The sink is a sleek 33-inch-by-22-inch, drop-in, single-basin, enamel-coated cast-iron number. The faucet is a single-handle, spot-resist, pull-down stainless steel with optional spray plus an in-sink soap dispenser. The powerful-yet-not-too-noisy disposal features auto-reverse and a removable cover.

1. I feel like a genuine adult with these purchases.
2. I am thankful for friends who help me make these kinds of decisions -- Melissa and Julie, who both offer invaluable home advice.
3. I am thankful for plumbers who can install all of this stuff.
4. I am thankful that plumbers work on Presidents' Day, a day that teachers have off.
5. I am thankful for side jobs that allow me to save extra money to help fund these purchases and services.

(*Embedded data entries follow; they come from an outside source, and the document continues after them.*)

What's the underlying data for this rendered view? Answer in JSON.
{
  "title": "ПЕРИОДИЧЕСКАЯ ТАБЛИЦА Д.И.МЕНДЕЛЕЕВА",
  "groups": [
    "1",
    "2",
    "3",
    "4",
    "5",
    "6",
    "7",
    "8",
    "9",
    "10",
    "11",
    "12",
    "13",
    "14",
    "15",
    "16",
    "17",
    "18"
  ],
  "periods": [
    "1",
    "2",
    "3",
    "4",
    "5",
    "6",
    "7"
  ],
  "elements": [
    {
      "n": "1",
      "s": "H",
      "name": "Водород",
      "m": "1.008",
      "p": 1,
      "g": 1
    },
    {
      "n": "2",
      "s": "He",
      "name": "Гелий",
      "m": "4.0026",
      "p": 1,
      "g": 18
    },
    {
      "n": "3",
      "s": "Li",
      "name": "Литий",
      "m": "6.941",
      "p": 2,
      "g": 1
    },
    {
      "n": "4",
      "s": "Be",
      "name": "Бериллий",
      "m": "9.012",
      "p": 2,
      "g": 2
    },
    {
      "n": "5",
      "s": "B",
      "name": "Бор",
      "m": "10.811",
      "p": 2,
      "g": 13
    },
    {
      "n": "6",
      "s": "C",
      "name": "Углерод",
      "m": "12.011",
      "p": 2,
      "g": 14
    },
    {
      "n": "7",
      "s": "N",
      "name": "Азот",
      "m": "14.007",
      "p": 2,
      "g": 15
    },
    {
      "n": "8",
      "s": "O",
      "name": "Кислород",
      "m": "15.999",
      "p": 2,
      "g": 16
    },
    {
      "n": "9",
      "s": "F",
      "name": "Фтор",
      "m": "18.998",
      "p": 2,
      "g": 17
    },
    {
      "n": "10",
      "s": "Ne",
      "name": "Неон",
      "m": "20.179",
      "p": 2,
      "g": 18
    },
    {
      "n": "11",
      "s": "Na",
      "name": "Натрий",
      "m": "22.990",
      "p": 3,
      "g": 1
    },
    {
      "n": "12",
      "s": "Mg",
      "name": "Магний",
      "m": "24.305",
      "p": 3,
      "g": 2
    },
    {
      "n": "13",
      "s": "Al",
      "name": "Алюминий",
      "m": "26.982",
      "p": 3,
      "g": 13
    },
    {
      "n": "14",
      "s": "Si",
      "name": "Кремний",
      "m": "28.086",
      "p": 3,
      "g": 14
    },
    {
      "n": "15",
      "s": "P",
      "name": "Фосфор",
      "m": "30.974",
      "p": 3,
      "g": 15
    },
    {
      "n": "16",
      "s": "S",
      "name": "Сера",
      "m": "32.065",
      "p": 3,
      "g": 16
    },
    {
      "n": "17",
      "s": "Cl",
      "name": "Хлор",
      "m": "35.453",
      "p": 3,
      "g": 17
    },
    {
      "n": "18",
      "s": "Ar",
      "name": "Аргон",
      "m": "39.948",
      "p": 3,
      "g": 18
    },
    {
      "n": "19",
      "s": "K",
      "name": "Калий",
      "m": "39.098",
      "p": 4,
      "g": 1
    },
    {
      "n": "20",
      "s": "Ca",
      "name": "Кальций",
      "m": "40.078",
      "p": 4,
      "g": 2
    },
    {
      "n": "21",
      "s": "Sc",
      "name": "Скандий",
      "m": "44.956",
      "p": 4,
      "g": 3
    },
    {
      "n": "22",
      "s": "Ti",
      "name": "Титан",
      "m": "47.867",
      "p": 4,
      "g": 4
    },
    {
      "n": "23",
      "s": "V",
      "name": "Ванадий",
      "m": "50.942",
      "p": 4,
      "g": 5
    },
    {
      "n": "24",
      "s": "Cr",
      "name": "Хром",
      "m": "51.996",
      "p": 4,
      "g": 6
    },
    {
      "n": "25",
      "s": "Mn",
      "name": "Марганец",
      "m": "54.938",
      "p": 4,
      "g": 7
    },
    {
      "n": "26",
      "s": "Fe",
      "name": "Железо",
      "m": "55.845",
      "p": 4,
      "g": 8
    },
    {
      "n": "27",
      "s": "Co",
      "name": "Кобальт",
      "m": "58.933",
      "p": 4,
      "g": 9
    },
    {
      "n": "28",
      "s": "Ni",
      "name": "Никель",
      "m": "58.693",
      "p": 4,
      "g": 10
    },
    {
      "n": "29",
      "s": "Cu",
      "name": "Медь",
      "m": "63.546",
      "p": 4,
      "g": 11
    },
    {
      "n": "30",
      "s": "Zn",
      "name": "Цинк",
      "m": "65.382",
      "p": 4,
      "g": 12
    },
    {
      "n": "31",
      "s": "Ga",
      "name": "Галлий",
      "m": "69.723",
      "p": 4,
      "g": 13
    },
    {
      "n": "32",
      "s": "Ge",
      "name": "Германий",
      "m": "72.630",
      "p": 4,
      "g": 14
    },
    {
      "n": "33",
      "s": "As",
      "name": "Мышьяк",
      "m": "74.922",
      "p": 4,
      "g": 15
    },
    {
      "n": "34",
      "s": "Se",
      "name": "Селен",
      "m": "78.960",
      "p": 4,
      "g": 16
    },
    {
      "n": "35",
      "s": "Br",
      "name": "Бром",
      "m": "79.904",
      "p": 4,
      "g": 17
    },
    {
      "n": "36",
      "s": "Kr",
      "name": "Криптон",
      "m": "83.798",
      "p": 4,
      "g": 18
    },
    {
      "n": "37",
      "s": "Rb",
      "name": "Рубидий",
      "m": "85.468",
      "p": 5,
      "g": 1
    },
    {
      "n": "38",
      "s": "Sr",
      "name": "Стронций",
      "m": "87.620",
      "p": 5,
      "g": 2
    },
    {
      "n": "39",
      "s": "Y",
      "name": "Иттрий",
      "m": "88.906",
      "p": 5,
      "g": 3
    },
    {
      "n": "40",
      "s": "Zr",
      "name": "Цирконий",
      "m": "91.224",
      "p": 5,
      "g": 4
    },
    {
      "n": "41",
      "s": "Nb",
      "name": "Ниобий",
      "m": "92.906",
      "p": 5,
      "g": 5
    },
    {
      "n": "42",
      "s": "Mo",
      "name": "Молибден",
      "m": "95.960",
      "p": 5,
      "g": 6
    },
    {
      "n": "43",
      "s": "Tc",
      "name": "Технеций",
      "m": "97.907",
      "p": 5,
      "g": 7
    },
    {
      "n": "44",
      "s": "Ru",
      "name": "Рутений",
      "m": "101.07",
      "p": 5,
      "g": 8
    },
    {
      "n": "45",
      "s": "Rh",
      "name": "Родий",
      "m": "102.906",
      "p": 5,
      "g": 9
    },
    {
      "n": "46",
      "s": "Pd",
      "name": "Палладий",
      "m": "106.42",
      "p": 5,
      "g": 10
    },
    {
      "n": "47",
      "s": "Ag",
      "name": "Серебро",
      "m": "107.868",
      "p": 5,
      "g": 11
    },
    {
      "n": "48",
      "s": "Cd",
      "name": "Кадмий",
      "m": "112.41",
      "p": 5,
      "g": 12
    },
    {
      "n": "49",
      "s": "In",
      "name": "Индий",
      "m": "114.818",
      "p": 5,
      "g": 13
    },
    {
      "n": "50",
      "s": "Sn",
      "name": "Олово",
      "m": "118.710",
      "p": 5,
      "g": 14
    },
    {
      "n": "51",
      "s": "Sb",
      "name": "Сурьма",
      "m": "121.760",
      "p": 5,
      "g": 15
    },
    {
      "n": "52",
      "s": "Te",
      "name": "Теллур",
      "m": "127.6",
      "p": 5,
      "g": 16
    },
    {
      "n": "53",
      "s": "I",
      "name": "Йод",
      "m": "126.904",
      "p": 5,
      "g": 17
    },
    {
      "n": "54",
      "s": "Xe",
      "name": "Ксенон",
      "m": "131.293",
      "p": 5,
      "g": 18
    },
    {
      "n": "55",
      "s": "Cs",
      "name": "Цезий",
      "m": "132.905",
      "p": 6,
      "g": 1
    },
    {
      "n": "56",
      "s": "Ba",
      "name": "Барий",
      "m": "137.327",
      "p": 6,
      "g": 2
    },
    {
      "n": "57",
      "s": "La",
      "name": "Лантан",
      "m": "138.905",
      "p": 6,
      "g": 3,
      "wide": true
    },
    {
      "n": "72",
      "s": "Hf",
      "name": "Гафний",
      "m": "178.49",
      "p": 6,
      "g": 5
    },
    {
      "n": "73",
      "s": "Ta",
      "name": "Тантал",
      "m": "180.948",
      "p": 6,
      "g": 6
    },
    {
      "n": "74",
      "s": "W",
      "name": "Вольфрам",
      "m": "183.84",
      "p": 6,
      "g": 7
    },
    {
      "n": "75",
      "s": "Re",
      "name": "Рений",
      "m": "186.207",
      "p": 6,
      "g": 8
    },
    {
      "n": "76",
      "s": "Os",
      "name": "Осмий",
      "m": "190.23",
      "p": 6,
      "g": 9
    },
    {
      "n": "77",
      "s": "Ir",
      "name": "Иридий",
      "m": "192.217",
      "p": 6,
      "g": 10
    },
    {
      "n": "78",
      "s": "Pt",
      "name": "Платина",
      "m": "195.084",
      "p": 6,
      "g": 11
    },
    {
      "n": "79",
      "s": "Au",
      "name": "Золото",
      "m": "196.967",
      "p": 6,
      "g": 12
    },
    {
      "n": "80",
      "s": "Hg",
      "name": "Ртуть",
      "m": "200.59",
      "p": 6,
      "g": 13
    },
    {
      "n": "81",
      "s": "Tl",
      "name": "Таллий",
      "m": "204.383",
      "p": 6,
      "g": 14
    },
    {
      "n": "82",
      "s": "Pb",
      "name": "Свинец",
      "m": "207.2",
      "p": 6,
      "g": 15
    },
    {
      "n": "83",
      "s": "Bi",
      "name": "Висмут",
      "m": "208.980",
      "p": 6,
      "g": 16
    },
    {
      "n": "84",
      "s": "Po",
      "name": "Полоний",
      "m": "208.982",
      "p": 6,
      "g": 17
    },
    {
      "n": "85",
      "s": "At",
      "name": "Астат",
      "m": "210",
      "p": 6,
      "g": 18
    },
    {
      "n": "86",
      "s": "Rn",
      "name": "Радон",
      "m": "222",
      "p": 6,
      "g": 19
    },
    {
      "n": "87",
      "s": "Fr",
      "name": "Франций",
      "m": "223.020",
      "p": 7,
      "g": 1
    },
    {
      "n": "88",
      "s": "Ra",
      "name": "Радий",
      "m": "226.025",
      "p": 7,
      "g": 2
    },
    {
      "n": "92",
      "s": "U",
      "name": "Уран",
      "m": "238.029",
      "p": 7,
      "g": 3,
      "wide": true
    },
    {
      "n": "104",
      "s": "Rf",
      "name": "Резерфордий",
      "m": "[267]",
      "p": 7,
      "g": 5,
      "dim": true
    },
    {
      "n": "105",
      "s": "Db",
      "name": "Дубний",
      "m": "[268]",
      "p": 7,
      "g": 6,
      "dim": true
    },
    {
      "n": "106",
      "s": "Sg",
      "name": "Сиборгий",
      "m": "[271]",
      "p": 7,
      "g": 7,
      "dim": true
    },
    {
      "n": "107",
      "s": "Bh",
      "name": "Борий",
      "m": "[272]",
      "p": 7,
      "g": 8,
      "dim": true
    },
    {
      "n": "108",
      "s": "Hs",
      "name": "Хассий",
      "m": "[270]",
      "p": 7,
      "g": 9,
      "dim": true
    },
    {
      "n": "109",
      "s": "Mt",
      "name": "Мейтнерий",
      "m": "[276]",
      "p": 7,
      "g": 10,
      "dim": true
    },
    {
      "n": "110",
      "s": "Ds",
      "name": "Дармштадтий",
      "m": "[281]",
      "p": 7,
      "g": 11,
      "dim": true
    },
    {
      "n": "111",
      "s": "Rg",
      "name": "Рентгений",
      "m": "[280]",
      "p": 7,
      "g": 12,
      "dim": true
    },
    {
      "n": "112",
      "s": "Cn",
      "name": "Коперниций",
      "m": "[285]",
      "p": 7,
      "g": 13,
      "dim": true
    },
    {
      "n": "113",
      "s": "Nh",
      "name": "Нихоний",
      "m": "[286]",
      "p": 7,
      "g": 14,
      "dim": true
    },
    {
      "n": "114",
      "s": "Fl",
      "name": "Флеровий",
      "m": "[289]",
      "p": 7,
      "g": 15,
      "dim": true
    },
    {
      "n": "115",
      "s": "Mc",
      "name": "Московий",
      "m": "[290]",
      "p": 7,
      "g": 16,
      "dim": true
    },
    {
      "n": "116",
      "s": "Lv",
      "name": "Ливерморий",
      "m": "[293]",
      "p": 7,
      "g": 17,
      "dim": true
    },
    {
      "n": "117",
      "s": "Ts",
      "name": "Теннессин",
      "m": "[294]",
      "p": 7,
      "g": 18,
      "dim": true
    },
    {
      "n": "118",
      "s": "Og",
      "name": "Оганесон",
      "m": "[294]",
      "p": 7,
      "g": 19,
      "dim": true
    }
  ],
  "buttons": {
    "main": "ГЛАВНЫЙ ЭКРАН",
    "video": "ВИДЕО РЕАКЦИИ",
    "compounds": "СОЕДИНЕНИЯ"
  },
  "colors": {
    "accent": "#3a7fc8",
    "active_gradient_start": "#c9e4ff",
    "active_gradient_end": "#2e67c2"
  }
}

I can't tell you how many nights Steve stood at the sink -- the old sink -- and washed dishes. He was often found walking around the house with a dish towel slung over his shoulder. He liked that washing dishes offered a daily chance to begin and finish a task. He would usually sing and dance a little while he worked. He continued the chore after he was diagnosed, for as long as he could.

When he became too unsteady to stand for long or just too worn out for anything extra, he relented. But he'd sit nearby and visit with whomever took over -- sometimes me, often Aunt Ami or Sharon or Jackie or Allie or Liz or Julie or Betty -- one of the heroes who helped us get through those really rough days.

Over time, the old sink became chipped in three or four spots, the victim of a heavy Le Creuset pan. No matter how often or hard I scrubbed, there were a couple of spots that just wouldn't come clean. In the past few weeks, the faucet started to leak. I've repaired the disposal on my own (thank you, Layne and Jenny and YouTube) about half a dozen times.

It was time for new. Steve would have agreed. (Though he probably would have chosen a more modern fixture. He was always edgier than I am.)

There are moments -- many, many moments -- when I'm hard on myself. I should be more organized, I should clean more, I should answer emails and texts faster, I should go to sleep earlier, I should exercise more, I should be more patient, I should be less reliant on others.

Tonight I'm pausing for a moment to remind myself that this single-mom business is tough, yes, but overall I'm doing OK. I'll celebrate later tonight, as I wash dishes in that brand-new sink -- singing and dancing a little as I go.

Isn't it lovely?